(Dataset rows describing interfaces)
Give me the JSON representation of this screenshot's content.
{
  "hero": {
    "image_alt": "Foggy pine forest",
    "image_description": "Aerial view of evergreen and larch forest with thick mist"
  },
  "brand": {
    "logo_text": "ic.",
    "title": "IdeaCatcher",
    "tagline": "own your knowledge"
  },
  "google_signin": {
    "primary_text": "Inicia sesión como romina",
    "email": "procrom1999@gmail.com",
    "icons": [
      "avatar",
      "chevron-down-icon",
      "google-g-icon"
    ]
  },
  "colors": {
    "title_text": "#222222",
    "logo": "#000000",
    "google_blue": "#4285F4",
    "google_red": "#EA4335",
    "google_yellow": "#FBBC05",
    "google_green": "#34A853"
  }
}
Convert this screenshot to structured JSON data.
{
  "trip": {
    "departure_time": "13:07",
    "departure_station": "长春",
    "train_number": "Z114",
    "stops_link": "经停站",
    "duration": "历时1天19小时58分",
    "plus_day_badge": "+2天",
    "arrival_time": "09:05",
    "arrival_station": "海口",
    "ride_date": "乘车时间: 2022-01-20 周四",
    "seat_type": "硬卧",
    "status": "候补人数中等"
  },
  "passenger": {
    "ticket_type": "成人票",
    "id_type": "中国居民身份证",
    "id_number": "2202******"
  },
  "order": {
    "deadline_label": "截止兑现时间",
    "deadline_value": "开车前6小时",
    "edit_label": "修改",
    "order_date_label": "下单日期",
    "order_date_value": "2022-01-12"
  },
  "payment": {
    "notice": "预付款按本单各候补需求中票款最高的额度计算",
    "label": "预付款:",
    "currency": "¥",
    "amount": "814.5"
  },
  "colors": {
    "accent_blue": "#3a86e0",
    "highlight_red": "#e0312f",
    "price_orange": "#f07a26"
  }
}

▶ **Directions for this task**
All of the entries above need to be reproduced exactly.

▶ **Output of the task**
Give me the JSON representation of this screenshot's content.
{
  "hero": {
    "image_alt": "Foggy pine forest",
    "image_description": "Aerial view of evergreen and larch forest with thick mist"
  },
  "brand": {
    "logo_text": "ic.",
    "title": "IdeaCatcher",
    "tagline": "own your knowledge"
  },
  "google_signin": {
    "primary_text": "Inicia sesión como romina",
    "email": "procrom1999@gmail.com",
    "icons": [
      "avatar",
      "chevron-down-icon",
      "google-g-icon"
    ]
  },
  "colors": {
    "title_text": "#222222",
    "logo": "#000000",
    "google_blue": "#4285F4",
    "google_red": "#EA4335",
    "google_yellow": "#FBBC05",
    "google_green": "#34A853"
  }
}
Convert this screenshot to structured JSON data.
{
  "trip": {
    "departure_time": "13:07",
    "departure_station": "长春",
    "train_number": "Z114",
    "stops_link": "经停站",
    "duration": "历时1天19小时58分",
    "plus_day_badge": "+2天",
    "arrival_time": "09:05",
    "arrival_station": "海口",
    "ride_date": "乘车时间: 2022-01-20 周四",
    "seat_type": "硬卧",
    "status": "候补人数中等"
  },
  "passenger": {
    "ticket_type": "成人票",
    "id_type": "中国居民身份证",
    "id_number": "2202******"
  },
  "order": {
    "deadline_label": "截止兑现时间",
    "deadline_value": "开车前6小时",
    "edit_label": "修改",
    "order_date_label": "下单日期",
    "order_date_value": "2022-01-12"
  },
  "payment": {
    "notice": "预付款按本单各候补需求中票款最高的额度计算",
    "label": "预付款:",
    "currency": "¥",
    "amount": "814.5"
  },
  "colors": {
    "accent_blue": "#3a86e0",
    "highlight_red": "#e0312f",
    "price_orange": "#f07a26"
  }
}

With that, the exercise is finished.